If you’re a business, no doubt you’ve heard about a ransomware attack. If you’re not sure exactly what it means, we’ll explain. Typically, it involves cybercriminals using data encryption or data theft to demand businesses or individuals pay a large sum of money, to unlock or return stolen data. In- order to extract money, the cybercriminals make threats against the business. Firstly, the criminals may threaten all business transactions will cease until monies are paid. Secondly the criminals can threaten to disclose business information in the public arena to either embarrass or damage a business commercially.
All too many businesses when faced with the situation of a threat attack are ill-prepared to deal with the disruption and pay up $. Even though, it’s universally recommended not to pay as it reinforces criminal behaviour and increases their financial gains. They’re successful criminals when they get the ransom. Most importantly, those who do pay the large sum believe in good faith the criminal will keep their promise. But are sorely disappointed when the attackers will either not provide the promised relief, or they may simply return a short time later for a second attempt. Now you’re an easy money target.
Meanwhile, organisations such as REvil are service providers of Ransomware who provide other attackers with all the right tools to use them to attack the victims of their choosing. So, now there’s literally RaaS – Ransomware as a Service.
What You Can Do
Most importantly, businesses need to prepare for Ransomware threats. A business needs to protect against potential attacks so they don’t end up with a Ransomware headache. We have some very simple actions your business can do that are outlined below; the top five steps you can take:
Train Your People – Firstly, when traced back many successful ransomware attacks are caused by a careless or unaware user response to an email-based phishing attack. By getting your staff trained, they are less likely to fall for scams and handle their usernames and passwords with more care.
Implement Multi-Factor Authentication – Multi-Factor Authentication or MFA for short, is a second layer of identity authentication. So even if an attacker does manage to obtain staff credentials, they can’t get through the second layer of authentication. With no way to authenticate, it will prevent an attack from taking place.
Patch Your Systems – Exploiting vulnerabilities is a key weapon in the attacker’s toolbox and second only to phishing emails. As a result, the need to close the gaps is critical to guarding against the attackers. This means managing your vulnerabilities with a management regime. With so many of us working remotely, this often extends beyond the scope of an organisation.
Implement Controls – On servers and workstation, as well as the network and application layers, modern type security controls, are equipped to detect traditional viruses, malware through signature matching, behavioural analysis and spot any irregularities. For example, treated as a potential attack, stopped or blocked in its tracks, would be an unexpected application accessing file stores.

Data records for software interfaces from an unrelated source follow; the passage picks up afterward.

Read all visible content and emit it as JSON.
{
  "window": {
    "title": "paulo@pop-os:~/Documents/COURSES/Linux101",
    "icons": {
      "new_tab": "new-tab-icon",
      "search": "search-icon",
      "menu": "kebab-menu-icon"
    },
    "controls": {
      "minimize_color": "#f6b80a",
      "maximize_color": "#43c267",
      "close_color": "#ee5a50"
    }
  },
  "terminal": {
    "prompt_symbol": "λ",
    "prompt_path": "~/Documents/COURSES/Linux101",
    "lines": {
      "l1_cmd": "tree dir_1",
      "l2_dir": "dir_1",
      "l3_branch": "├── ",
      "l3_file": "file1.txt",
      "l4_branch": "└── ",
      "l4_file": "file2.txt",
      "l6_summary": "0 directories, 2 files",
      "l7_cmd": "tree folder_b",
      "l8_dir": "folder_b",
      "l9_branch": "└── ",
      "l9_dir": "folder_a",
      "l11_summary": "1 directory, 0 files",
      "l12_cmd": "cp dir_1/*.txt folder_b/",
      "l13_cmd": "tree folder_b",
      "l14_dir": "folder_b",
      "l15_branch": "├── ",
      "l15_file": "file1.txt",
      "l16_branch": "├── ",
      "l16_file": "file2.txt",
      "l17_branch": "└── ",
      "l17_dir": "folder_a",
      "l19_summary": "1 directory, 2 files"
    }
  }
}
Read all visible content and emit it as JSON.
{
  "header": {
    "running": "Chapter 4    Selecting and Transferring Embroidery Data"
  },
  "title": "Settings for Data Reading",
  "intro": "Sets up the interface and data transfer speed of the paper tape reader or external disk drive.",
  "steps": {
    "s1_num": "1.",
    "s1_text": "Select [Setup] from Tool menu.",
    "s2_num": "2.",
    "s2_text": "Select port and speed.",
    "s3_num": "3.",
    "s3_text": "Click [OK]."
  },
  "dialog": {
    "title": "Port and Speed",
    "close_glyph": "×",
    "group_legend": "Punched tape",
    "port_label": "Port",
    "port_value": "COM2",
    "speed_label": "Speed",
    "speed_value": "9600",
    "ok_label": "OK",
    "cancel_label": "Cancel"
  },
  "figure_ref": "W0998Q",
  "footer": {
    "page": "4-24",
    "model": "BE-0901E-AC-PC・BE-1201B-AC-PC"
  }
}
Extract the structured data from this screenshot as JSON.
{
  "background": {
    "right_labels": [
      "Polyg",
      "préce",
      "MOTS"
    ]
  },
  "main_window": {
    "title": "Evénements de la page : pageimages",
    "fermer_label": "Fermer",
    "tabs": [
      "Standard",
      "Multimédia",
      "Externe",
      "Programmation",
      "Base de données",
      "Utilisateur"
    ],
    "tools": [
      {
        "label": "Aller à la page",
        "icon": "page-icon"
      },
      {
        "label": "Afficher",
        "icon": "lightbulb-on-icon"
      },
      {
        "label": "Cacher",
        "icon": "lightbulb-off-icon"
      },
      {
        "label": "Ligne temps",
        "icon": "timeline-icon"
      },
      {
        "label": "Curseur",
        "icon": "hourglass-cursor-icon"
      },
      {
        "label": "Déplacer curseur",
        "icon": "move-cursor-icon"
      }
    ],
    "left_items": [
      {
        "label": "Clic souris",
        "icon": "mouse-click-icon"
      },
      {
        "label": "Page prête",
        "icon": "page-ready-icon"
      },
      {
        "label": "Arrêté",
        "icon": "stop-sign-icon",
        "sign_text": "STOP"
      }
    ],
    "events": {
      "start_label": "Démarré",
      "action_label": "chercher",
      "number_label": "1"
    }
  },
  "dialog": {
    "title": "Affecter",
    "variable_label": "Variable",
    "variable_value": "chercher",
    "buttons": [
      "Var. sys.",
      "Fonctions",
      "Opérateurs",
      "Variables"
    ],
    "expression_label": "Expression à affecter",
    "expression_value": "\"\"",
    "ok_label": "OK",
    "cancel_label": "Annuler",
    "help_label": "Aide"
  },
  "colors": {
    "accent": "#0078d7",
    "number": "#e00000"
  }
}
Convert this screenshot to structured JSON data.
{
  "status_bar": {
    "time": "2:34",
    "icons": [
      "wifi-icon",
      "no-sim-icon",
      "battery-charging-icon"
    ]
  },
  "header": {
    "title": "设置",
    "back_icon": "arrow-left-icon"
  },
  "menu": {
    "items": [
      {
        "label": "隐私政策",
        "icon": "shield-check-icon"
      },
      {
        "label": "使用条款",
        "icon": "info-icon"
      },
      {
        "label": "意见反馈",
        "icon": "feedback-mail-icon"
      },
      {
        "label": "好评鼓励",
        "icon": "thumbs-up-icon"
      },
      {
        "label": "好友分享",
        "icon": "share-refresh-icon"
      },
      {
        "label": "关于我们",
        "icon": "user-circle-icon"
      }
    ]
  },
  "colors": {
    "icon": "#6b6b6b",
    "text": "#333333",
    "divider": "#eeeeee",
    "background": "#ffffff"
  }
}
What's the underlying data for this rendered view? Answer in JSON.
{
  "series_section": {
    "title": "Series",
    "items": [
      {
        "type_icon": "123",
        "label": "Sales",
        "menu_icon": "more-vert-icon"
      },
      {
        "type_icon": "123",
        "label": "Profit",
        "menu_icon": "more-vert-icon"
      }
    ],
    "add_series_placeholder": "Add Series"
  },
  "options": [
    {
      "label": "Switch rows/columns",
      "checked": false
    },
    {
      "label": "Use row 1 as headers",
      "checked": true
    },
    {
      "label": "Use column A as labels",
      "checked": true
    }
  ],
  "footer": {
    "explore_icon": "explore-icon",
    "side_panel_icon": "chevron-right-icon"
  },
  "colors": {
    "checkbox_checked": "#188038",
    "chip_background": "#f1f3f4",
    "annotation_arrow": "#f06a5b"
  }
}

Have Detection and Response Plans – Lastly, it’s critical to be able to quickly detect a potential security incident and work out how to respond technically, operationally, and commercially. An agreed approach and response plan to ransomware is vital to recovery, you need
Communication and escalation plans
Allocation of duties
In- regard to payment
These shortlisted steps are by no means exhaustive and are part of your overall cybersecurity strategy, to reduce your risks. We would welcome the opportunity to discuss these in greater details, should you need further information.